EXTRACTED INFORMATION:
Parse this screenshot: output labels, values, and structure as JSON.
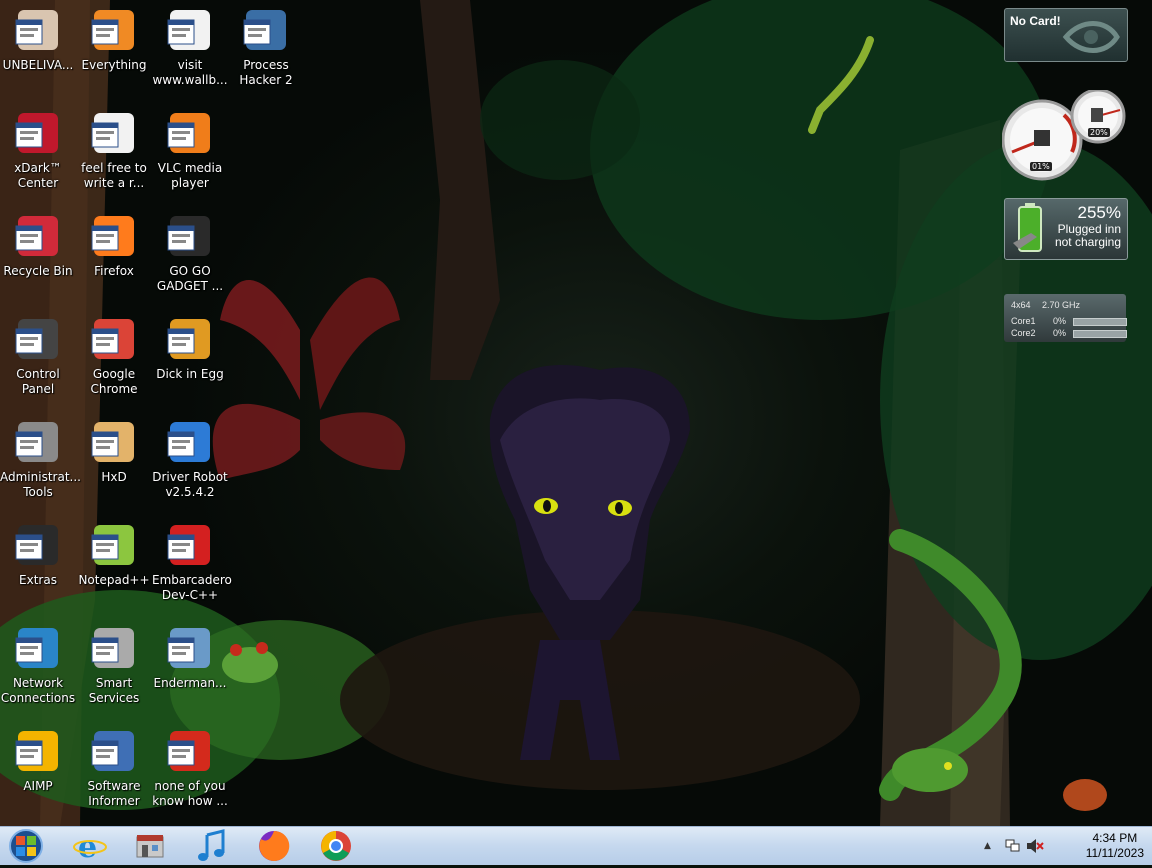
{
  "desktop": {
    "icons": [
      {
        "label": "UNBELIVA...",
        "icon": "anime-girl-icon"
      },
      {
        "label": "Everything",
        "icon": "everything-search-icon"
      },
      {
        "label": "visit\nwww.wallb...",
        "icon": "text-document-icon"
      },
      {
        "label": "Process\nHacker 2",
        "icon": "process-hacker-icon"
      },
      {
        "label": "xDark™\nCenter",
        "icon": "red-flower-icon"
      },
      {
        "label": "feel free to\nwrite a r...",
        "icon": "text-document-icon"
      },
      {
        "label": "VLC media\nplayer",
        "icon": "vlc-cone-icon"
      },
      {
        "label": "Recycle Bin",
        "icon": "recycle-flower-icon"
      },
      {
        "label": "Firefox",
        "icon": "firefox-icon"
      },
      {
        "label": "GO GO\nGADGET ...",
        "icon": "black-box-icon"
      },
      {
        "label": "Control Panel",
        "icon": "control-panel-icon"
      },
      {
        "label": "Google\nChrome",
        "icon": "chrome-icon"
      },
      {
        "label": "Dick in Egg",
        "icon": "egg-e-icon"
      },
      {
        "label": "Administrat...\nTools",
        "icon": "gears-icon"
      },
      {
        "label": "HxD",
        "icon": "hxd-icon"
      },
      {
        "label": "Driver Robot\nv2.5.4.2",
        "icon": "driver-robot-icon"
      },
      {
        "label": "Extras",
        "icon": "black-box-icon"
      },
      {
        "label": "Notepad++",
        "icon": "notepad-plus-icon"
      },
      {
        "label": "Embarcadero\nDev-C++",
        "icon": "devcpp-icon"
      },
      {
        "label": "Network\nConnections",
        "icon": "globe-network-icon"
      },
      {
        "label": "Smart\nServices",
        "icon": "smart-services-icon"
      },
      {
        "label": "Enderman...",
        "icon": "window-app-icon"
      },
      {
        "label": "AIMP",
        "icon": "aimp-icon"
      },
      {
        "label": "Software\nInformer",
        "icon": "software-informer-icon"
      },
      {
        "label": "none of you\nknow how ...",
        "icon": "red-circle-icon"
      }
    ]
  },
  "gadgets": {
    "gpu": {
      "text": "No Card!"
    },
    "meter": {
      "cpu": "01%",
      "ram": "20%"
    },
    "battery": {
      "percent": "255%",
      "line1": "Plugged inn",
      "line2": "not charging"
    },
    "cpu": {
      "arch": "4x64",
      "speed": "2.70 GHz",
      "cores": [
        {
          "name": "Core1",
          "value": "0%",
          "level": 0
        },
        {
          "name": "Core2",
          "value": "0%",
          "level": 0
        }
      ]
    }
  },
  "taskbar": {
    "apps": [
      {
        "icon": "internet-explorer-icon"
      },
      {
        "icon": "store-icon"
      },
      {
        "icon": "music-note-icon"
      },
      {
        "icon": "firefox-icon"
      },
      {
        "icon": "chrome-icon"
      }
    ],
    "tray_arrow": "▲",
    "time": "4:34 PM",
    "date": "11/11/2023"
  },
  "colors": {
    "taskbar": "#c5d8ee",
    "battery_green": "#4caf2a",
    "chrome_red": "#db4437",
    "chrome_green": "#0f9d58",
    "chrome_yellow": "#f4b400",
    "chrome_blue": "#4285f4"
  }
}
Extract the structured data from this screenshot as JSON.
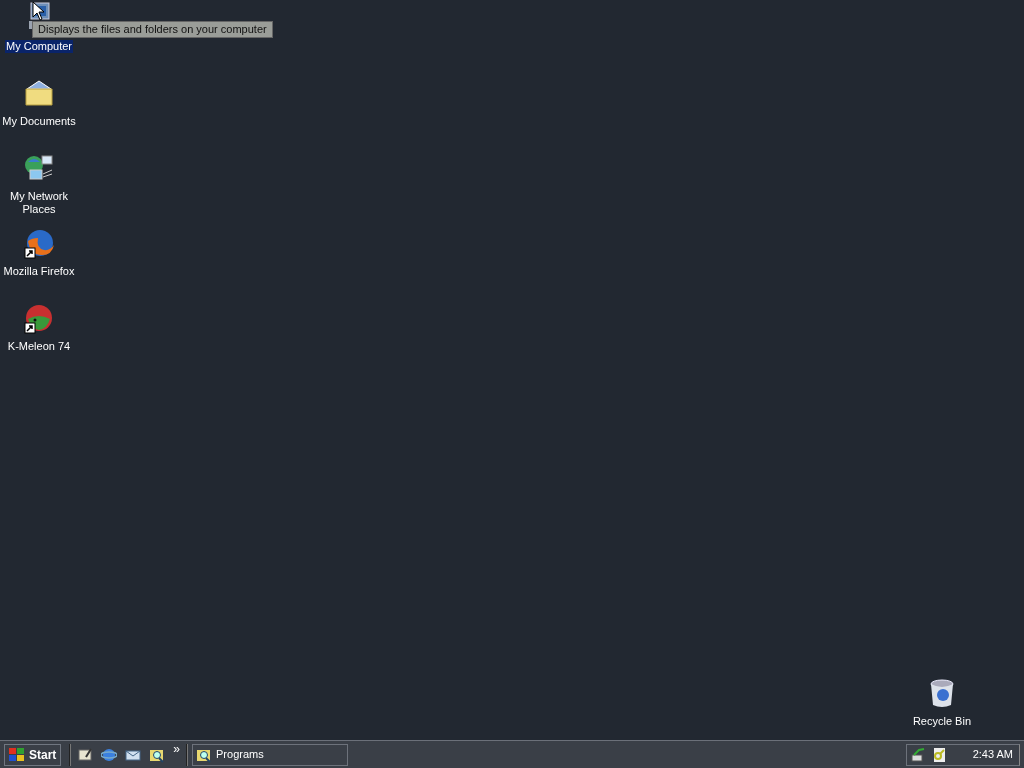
{
  "desktop_icons": [
    {
      "kind": "computer",
      "label": "My Computer",
      "selected": true,
      "shortcut": false
    },
    {
      "kind": "documents",
      "label": "My Documents",
      "selected": false,
      "shortcut": false
    },
    {
      "kind": "network",
      "label": "My Network Places",
      "selected": false,
      "shortcut": false
    },
    {
      "kind": "firefox",
      "label": "Mozilla Firefox",
      "selected": false,
      "shortcut": true
    },
    {
      "kind": "kmeleon",
      "label": "K-Meleon 74",
      "selected": false,
      "shortcut": true
    }
  ],
  "recycle_bin": {
    "kind": "recycle",
    "label": "Recycle Bin",
    "selected": false,
    "shortcut": false
  },
  "tooltip": "Displays the files and folders on your computer",
  "taskbar": {
    "start_label": "Start",
    "quick_launch": [
      {
        "kind": "desktop"
      },
      {
        "kind": "ie"
      },
      {
        "kind": "mail"
      },
      {
        "kind": "search"
      }
    ],
    "overflow": "»",
    "windows": [
      {
        "label": "Programs",
        "selected": false
      }
    ],
    "tray": [
      {
        "kind": "network"
      },
      {
        "kind": "key"
      }
    ],
    "clock": "2:43 AM"
  }
}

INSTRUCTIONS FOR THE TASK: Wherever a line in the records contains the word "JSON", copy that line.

TASK ANSWER:
Parse this screenshot: output labels, values, and structure as JSON.
Extract the structured data from this screenshot as JSON.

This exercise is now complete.